Enforcement and compliance are known to be the Achilles heel of many energy efficiency policies (see presentations from an International Energy Agency Energy Efficiency Compliance workshop). Past experience suggests that New York's well-intentioned and well-designed legislation may disappoint supporters' great expectations, when agencies are underfunded and thus unable to have adequate staff for interpretation and enforcement. Realistically, the Greener, Greater Buildings laws are essentially "self-policing" — getting the rules right will increase the odds for truly changing the markets toward greater energy efficiency.
The first few years of disclosed benchmark data are likely to be spotty. It will be hard to really compare performance data until all respondents become conversant with reporting requirements, particularly for multi-family residential buildings where it will be a challenge to make sure all tenant meters are being counted. To its credit, the legislation recognizes the possibility that owners may not get full cooperation from all tenants.

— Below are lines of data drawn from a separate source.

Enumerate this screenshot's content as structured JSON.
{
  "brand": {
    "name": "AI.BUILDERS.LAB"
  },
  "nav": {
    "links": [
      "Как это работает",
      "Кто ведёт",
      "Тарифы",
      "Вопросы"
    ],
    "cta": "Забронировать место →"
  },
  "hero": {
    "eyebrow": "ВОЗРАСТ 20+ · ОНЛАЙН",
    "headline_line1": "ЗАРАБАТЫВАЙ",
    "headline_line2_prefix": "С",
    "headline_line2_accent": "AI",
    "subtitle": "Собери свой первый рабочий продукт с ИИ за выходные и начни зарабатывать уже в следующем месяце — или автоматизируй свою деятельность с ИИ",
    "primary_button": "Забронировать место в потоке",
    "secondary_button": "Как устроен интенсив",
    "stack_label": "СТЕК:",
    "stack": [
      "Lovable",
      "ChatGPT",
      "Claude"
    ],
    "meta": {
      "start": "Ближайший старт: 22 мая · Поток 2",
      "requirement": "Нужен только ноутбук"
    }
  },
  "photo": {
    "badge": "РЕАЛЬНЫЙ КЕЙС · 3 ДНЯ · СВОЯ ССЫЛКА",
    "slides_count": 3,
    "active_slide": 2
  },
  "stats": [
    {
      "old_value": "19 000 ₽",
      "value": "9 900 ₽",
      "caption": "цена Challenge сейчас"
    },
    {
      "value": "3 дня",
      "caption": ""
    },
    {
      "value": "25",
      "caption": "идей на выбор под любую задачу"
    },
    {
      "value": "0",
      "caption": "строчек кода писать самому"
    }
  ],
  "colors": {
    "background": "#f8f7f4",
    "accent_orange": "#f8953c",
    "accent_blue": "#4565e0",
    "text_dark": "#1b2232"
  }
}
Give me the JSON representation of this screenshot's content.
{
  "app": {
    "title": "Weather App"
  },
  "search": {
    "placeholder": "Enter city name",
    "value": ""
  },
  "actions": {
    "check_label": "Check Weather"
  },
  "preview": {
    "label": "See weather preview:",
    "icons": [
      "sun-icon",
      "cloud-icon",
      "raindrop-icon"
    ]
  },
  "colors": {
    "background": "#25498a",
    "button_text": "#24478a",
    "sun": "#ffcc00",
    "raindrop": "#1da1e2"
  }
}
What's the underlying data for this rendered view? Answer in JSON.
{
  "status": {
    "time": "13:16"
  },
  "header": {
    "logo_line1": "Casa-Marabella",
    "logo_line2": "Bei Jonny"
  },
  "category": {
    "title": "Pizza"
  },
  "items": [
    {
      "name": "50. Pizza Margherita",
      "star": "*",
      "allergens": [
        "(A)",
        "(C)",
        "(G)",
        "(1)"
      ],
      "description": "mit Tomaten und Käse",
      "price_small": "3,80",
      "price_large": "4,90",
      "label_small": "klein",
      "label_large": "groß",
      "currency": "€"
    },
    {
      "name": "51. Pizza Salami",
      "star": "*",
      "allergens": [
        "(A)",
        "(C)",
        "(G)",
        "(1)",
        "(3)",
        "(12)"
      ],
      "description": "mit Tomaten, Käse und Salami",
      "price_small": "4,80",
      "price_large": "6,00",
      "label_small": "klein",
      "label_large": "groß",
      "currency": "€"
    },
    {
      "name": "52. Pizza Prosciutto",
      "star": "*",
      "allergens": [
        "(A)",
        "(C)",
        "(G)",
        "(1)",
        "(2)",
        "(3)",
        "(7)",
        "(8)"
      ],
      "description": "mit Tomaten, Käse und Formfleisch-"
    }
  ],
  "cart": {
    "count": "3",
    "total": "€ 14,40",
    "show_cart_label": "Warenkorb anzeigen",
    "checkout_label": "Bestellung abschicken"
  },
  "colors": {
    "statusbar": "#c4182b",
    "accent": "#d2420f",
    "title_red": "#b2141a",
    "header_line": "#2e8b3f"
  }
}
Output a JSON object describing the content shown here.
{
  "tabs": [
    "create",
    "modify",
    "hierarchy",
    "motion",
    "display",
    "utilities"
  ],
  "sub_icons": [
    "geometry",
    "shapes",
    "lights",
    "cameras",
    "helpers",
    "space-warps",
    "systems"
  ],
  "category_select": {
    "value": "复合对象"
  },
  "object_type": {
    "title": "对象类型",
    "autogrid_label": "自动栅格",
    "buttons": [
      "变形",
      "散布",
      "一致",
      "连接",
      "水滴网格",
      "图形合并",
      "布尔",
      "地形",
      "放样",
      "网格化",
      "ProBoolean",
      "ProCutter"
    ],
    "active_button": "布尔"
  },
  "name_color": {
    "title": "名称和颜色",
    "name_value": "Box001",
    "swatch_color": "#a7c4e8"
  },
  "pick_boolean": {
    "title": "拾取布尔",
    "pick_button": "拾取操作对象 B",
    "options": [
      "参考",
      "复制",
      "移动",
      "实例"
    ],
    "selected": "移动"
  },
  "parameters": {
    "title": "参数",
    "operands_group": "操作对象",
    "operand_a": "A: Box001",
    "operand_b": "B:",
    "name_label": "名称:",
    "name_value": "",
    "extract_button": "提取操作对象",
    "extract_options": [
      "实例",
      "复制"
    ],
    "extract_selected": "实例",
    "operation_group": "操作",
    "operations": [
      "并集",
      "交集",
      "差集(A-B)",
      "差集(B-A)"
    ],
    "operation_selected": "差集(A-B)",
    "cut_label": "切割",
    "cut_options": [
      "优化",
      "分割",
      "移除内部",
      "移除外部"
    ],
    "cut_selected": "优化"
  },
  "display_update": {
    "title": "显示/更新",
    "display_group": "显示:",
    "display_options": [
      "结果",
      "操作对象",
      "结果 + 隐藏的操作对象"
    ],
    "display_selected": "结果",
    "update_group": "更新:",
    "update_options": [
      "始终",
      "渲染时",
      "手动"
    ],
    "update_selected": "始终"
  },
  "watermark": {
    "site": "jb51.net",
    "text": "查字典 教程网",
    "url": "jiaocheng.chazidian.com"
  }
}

Moving toward automated downloads of all consumption data from Con Edison could be a major step to overcoming that hurdle. In California, where AB 1103 has required disclosure to prospective parties to the transaction, (though not public disclosure), of energy performance to parties in a real estate transaction this automated utility download system is working quite well. More information on California's requirements, as well as other jurisdictions requiring benchmarking and disclosure, have been compiled by the Institute for Market Transformation.
Another challenge for New York's benchmarking law is found in dealing with large data centers and other significant process loads. Some buildings have legitimate high energy consumption because these types of loads generate high economic value here, particularly compared to the energy cost. Having adequate guidance and flexibility to deal with these realities is important, yet technically challenging to be done in a fair and replicable way.
Clear rules and guidance are needed to make sure that all parties report energy use and floor areas consistently. Using the common NYC building areas of "rentable floor area" generally inflates the actual size of the building, while artificially reducing the energy utilization intensity.
A boldly impressive part of PlaNYC is the City government's committed leadership, with its own deadlines for achieving performance improvements well in advance of privately held buildings. With these early deadlines, it will be very important to make City government building performance information available public as soon as possible. Prompt release of all City government buildings performance data starting in 2011 and quick publication and easy availability of data when private buildings disclose data (following some sort of quality review) will be critical to ensuring the credibility and impact of the benchmarking law.
The benchmarking law has the potential to create the most comprehensive database of large building energy performance in the world. Such information will contribute to market transparency and more efficient decision-making, and also provide a wealth of information about building energy performance improvement. In turn, this mass of information will provide a glimpse into how realistic it will be to attain the major energy use reductions envisioned through PlaNYC. There will be opportunities to learn critical information in the near term, but stakeholders will need to stay vigilant to push for data that are reliable, and made public as soon as responsibly possible.
Adam Hinge manages Sustainable Energy Partnerships, a small consulting firm specializing in energy efficiency program and policy issues. He is involved with a variety of efforts working toward improving building energy performance around the U.S. and globally.